Companies are trying to figure out what working remotely will look like long-term.
Facebook expects half of its workforce to work remotely within the next 10 years. That can mean both positives and negatives.
“We actually have the ability to diversify the workforce in a way we never really could before, because of the constraints that are around housing,” said Jennifer Stojkovic, Executive Director at sf.citi, a nonprofit organization developed to empower the San Francisco tech community to have a voice in local policy decisions.
Some of the positives include diversity, flexibility, cheaper cost of living, and work-life balance.
Many companies could end up following in the footsteps of big tech and going with a corporate head office and communal space for teams to get together.
“Right now, that getting together might look like once a week, but if these teams start to decentralize, that getting together might look like once a month the entire team flies in,” said Stojkovic.
Some workers may not work well at home.
“There are a range of taxing mental health issues arising from COVID-19 and working from home for prolonged periods of time is one of them,” said Dr. Jason Rao at Cornell University.
JPMorgan Chase just announced productivity and creativity at the company have taken a hit. Some of their employees are being required to return to offices next week.
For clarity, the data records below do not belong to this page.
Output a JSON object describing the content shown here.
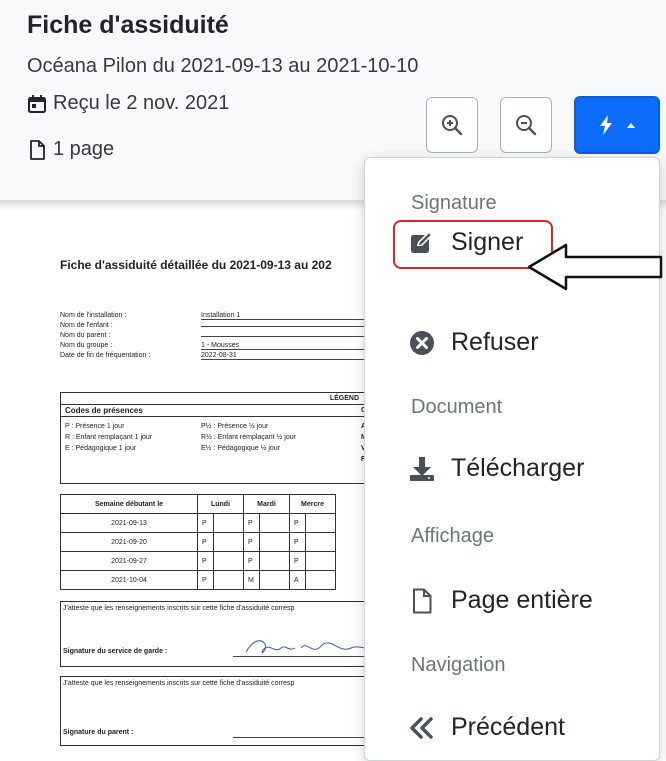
{
  "header": {
    "title": "Fiche d'assiduité",
    "subtitle": "Océana Pilon du 2021-09-13 au 2021-10-10",
    "received": "Reçu le 2 nov. 2021",
    "pages": "1 page",
    "zoom_in_icon": "zoom-in-icon",
    "zoom_out_icon": "zoom-out-icon",
    "action_icon": "lightning-icon",
    "accent": "#0d6efd"
  },
  "document": {
    "title": "Fiche d'assiduité détaillée du 2021-09-13 au 202",
    "info": [
      {
        "label": "Nom de l'installation :",
        "value": "Installation 1"
      },
      {
        "label": "Nom de l'enfant :",
        "value": ""
      },
      {
        "label": "Nom du parent :",
        "value": ""
      },
      {
        "label": "Nom du groupe :",
        "value": "1 - Mousses"
      },
      {
        "label": "Date de fin de fréquentation :",
        "value": "2022-08-31"
      }
    ],
    "legend_title": "LÉGEND",
    "codes_title": "Codes de présences",
    "codes": [
      "P :  Présence 1 jour",
      "R :  Enfant remplaçant 1 jour",
      "E :  Pédagogique 1 jour"
    ],
    "codes_half": [
      "P½ :  Présence ½ jour",
      "R½ :  Enfant remplaçant ½ jour",
      "E½ :  Pédagogique ½ jour"
    ],
    "codes_right_letters": [
      "C",
      "A",
      "M",
      "V",
      "F"
    ],
    "table_headers": [
      "Semaine débutant le",
      "Lundi",
      "Mardi",
      "Mercre"
    ],
    "weeks": [
      {
        "week": "2021-09-13",
        "mon": "P",
        "tue": "P",
        "wed": "P"
      },
      {
        "week": "2021-09-20",
        "mon": "P",
        "tue": "P",
        "wed": "P"
      },
      {
        "week": "2021-09-27",
        "mon": "P",
        "tue": "P",
        "wed": "P"
      },
      {
        "week": "2021-10-04",
        "mon": "P",
        "tue": "M",
        "wed": "A"
      }
    ],
    "attest_text": "J'atteste que les renseignements inscrits sur cette fiche d'assiduité corresp",
    "sig_service": "Signature du service de garde :",
    "sig_parent": "Signature du parent :"
  },
  "menu": {
    "section_signature": "Signature",
    "sign": "Signer",
    "refuse": "Refuser",
    "section_document": "Document",
    "download": "Télécharger",
    "section_display": "Affichage",
    "full_page": "Page entière",
    "section_navigation": "Navigation",
    "previous": "Précédent",
    "highlight_color": "#d62828"
  }
}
Salary experts say you may be able to use long-term remote work as a negotiation tool if your company freed salaries or had cuts or furloughs.
Senior managers are worried about retaining top talent.
“From the get-go, we're seeing it advertised, companies that are giving us openings and reacquisitions to work on are talking about it right away,” said Paul McDonald, Senior Executive Director at Robert Half.
If you're changing jobs and starting remotely, job experts say it’s important to ask about the long-term – if the position will stay remote, be hybrid or will eventually return to the office full-time.